Task instructions: Copy every record below exactly as written, but leave out the pictures.

Given records:

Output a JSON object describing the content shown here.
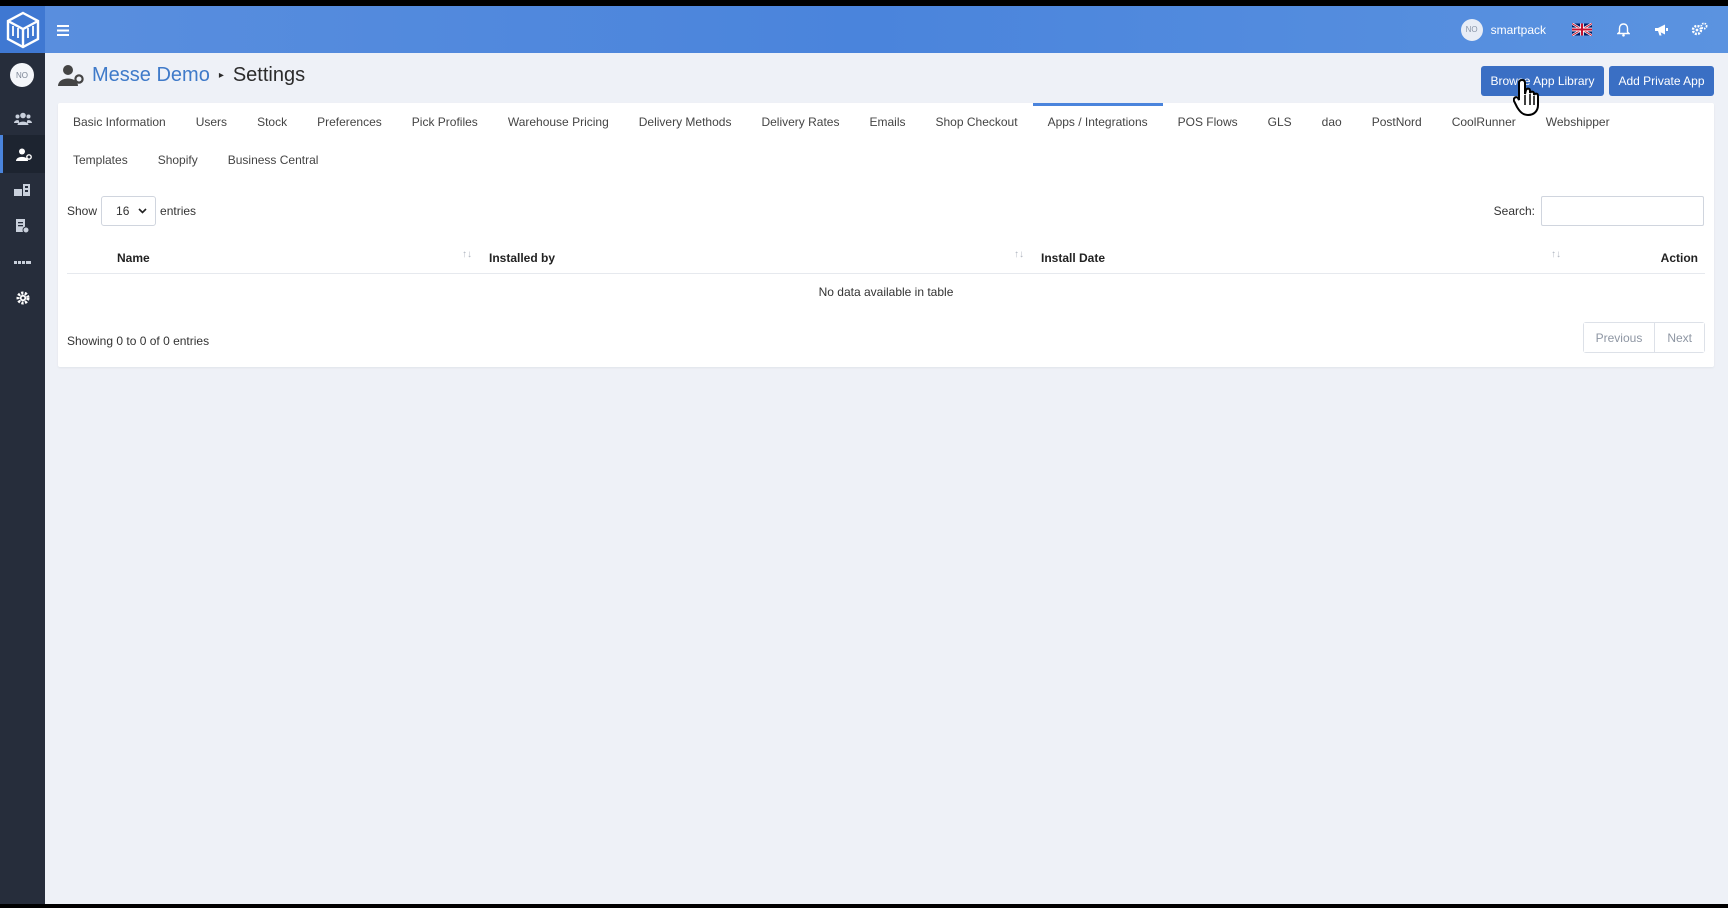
{
  "topbar": {
    "menu_icon": "hamburger-icon",
    "user_avatar_text": "NO",
    "user_name": "smartpack",
    "language_flag": "uk-flag-icon",
    "notifications_icon": "bell-icon",
    "announcements_icon": "megaphone-icon",
    "settings_icon": "gears-icon"
  },
  "sidebar": {
    "avatar_text": "NO",
    "items": [
      {
        "icon": "users-icon"
      },
      {
        "icon": "user-settings-icon",
        "active": true
      },
      {
        "icon": "warehouse-icon"
      },
      {
        "icon": "report-icon"
      },
      {
        "icon": "barcode-icon"
      },
      {
        "icon": "gear-icon"
      }
    ]
  },
  "header": {
    "breadcrumb_link": "Messe Demo",
    "breadcrumb_separator": "▸",
    "breadcrumb_current": "Settings",
    "browse_button": "Browse App Library",
    "add_private_button": "Add Private App"
  },
  "tabs_row1": [
    "Basic Information",
    "Users",
    "Stock",
    "Preferences",
    "Pick Profiles",
    "Warehouse Pricing",
    "Delivery Methods",
    "Delivery Rates",
    "Emails",
    "Shop Checkout",
    "Apps / Integrations",
    "POS Flows",
    "GLS",
    "dao",
    "PostNord",
    "CoolRunner",
    "Webshipper"
  ],
  "tabs_row2": [
    "Templates",
    "Shopify",
    "Business Central"
  ],
  "active_tab": "Apps / Integrations",
  "table": {
    "show_label": "Show",
    "entries_value": "16",
    "entries_label": "entries",
    "search_label": "Search:",
    "search_value": "",
    "columns": [
      "Name",
      "Installed by",
      "Install Date",
      "Action"
    ],
    "empty_message": "No data available in table",
    "info": "Showing 0 to 0 of 0 entries",
    "previous": "Previous",
    "next": "Next"
  }
}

Task solution:
Output a JSON object describing the content shown here.
{
  "topbar": {
    "menu_icon": "hamburger-icon",
    "user_avatar_text": "NO",
    "user_name": "smartpack",
    "language_flag": "uk-flag-icon",
    "notifications_icon": "bell-icon",
    "announcements_icon": "megaphone-icon",
    "settings_icon": "gears-icon"
  },
  "sidebar": {
    "avatar_text": "NO",
    "items": [
      {
        "icon": "users-icon"
      },
      {
        "icon": "user-settings-icon",
        "active": true
      },
      {
        "icon": "warehouse-icon"
      },
      {
        "icon": "report-icon"
      },
      {
        "icon": "barcode-icon"
      },
      {
        "icon": "gear-icon"
      }
    ]
  },
  "header": {
    "breadcrumb_link": "Messe Demo",
    "breadcrumb_separator": "▸",
    "breadcrumb_current": "Settings",
    "browse_button": "Browse App Library",
    "add_private_button": "Add Private App"
  },
  "tabs_row1": [
    "Basic Information",
    "Users",
    "Stock",
    "Preferences",
    "Pick Profiles",
    "Warehouse Pricing",
    "Delivery Methods",
    "Delivery Rates",
    "Emails",
    "Shop Checkout",
    "Apps / Integrations",
    "POS Flows",
    "GLS",
    "dao",
    "PostNord",
    "CoolRunner",
    "Webshipper"
  ],
  "tabs_row2": [
    "Templates",
    "Shopify",
    "Business Central"
  ],
  "active_tab": "Apps / Integrations",
  "table": {
    "show_label": "Show",
    "entries_value": "16",
    "entries_label": "entries",
    "search_label": "Search:",
    "search_value": "",
    "columns": [
      "Name",
      "Installed by",
      "Install Date",
      "Action"
    ],
    "empty_message": "No data available in table",
    "info": "Showing 0 to 0 of 0 entries",
    "previous": "Previous",
    "next": "Next"
  }
}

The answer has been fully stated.